3) It starts from the wrong place. If the proposals started with user rights at its core, then there would be some definition of fair use (which there is still not, as far as I know) and then provisions would be built on top of their rights, rather than slashing through them, and then trying to add fixes after the fact.
GM: What do you think should be done about these problems?
AE: Go back to the drawing board. There is definitely a need to look at the need of journalists, and of news outlets, to be financially sustainable on the Internet. Also of other creators of content. But this process should start with all stakeholders around the table, with both the interests of rights holders and users being considered at the same time. It should explore new business models and approaches to copyright rather than try to maintain models that are clearly no longer viable through top-down controls.
GM: What about other parts of the Directive – for example, Article 11’s ancillary copyright: what’s your view on that?
AE: I think the so-called « link tax » is a disaster. Perhaps its intention is to strengthen mainstream journalism and media – but that is not likely to be the outcome. Having to pay for quoting news sources is likely to strengthen fake news rather than increase the income of the news sources.
It is very conceivable that platforms and search engines will enter into contractual agreements with large media outlets, allowing their content to be quoted free of charge…thereby side-lining smaller and independent media outlets and undermining diversity in the media environment as a whole.
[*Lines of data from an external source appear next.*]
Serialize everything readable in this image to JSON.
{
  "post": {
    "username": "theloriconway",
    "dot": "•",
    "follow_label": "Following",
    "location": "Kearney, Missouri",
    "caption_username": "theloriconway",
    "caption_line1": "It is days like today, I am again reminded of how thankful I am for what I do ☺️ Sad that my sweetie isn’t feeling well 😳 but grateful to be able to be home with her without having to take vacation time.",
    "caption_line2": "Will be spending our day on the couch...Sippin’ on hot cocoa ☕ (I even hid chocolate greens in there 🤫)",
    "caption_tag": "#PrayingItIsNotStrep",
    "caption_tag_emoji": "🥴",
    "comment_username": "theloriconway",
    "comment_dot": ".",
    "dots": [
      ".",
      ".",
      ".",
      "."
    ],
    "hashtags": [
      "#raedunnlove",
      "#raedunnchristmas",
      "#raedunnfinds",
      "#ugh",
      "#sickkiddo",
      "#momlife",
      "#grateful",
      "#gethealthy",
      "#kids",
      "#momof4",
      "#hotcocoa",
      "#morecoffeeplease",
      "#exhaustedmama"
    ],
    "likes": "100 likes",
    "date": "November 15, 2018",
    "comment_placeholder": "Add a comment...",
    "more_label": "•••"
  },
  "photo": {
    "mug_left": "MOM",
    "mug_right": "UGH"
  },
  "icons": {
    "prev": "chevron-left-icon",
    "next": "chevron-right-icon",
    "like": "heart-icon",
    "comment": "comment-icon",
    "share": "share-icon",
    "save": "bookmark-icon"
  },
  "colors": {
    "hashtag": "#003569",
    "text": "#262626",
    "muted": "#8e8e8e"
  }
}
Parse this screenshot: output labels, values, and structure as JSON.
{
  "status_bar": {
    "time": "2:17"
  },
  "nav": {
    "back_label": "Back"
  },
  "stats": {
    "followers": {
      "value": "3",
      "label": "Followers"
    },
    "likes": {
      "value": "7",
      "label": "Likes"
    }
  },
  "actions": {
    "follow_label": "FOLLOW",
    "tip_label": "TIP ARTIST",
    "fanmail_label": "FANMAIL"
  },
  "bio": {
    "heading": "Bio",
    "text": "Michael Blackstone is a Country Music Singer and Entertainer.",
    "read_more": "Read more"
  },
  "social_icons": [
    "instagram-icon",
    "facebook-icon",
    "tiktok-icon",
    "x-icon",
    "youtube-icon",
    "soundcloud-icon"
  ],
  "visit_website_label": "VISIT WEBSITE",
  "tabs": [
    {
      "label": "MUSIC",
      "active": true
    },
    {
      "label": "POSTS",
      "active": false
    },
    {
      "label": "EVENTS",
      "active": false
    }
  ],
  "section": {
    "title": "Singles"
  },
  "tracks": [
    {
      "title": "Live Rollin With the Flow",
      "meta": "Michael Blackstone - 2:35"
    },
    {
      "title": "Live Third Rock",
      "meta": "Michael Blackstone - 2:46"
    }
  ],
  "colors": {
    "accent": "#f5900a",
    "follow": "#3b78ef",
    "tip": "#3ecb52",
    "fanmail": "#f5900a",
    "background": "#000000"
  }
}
Again, the impact for the millions of users (including journalists and creators of content, researchers and activists) who cannot afford to pay will be massive. Think of an Internet divided into a ‘have money, can pay, will quote legally’ part, and a ‘do not have money, or credit card, cannot quote legally’ part? It seems insane to me, particularly if your goal is to get your information out there and used.
GM: Any thoughts on Article 3, which covers text and data mining?
AE: I think the intentions are good, but I can’t see it having good outcomes. It could limit the use of data by academic researchers, and by civil society organisations. And I might be wrong, but I don’t see it impacting on the huge Internet companies and the data brokers they work with, who are the biggest data miners.
GM: If the Copyright Directive is passed in its present form, what do you think its knock-on effects around the world might be? For example, what effects might it have on access to information, and on social justice and development around the world?
AE: It will restrict access to information by people who need it, are using it, and who cannot afford to pay for it. I see it as fundamentally undermining the ability of the Internet to create a more level playing field in terms of access and creation of information.
GM: South Africa has also been grappling with updating copyright law, and there is heavy lobbying around this. What has been happening there, and how would you contrast it with what is happening in the EU?
AE: The amendment bill was passed last year. The recognition of fair use is a great step forward. I think that in many respects, while not perfect, the South African copyright amendment process was inclusive and consultative, and did consider the rights of users in spite of heavy lobbying from the entertainment industry. The bill also addresses exceptions and limitations for users with disability.
How to contrast it with what is happening in the EU…? Overall, I think it was a more user-centred process. This is how it should be. Information is so vital to development, democratisation, protection and promotion of rights. Any effort to reform copyright should use that as a starting point. Not the interests of industries who are resisting fundamental change to their current business models.
Featured image based on work by Bengt Oberger.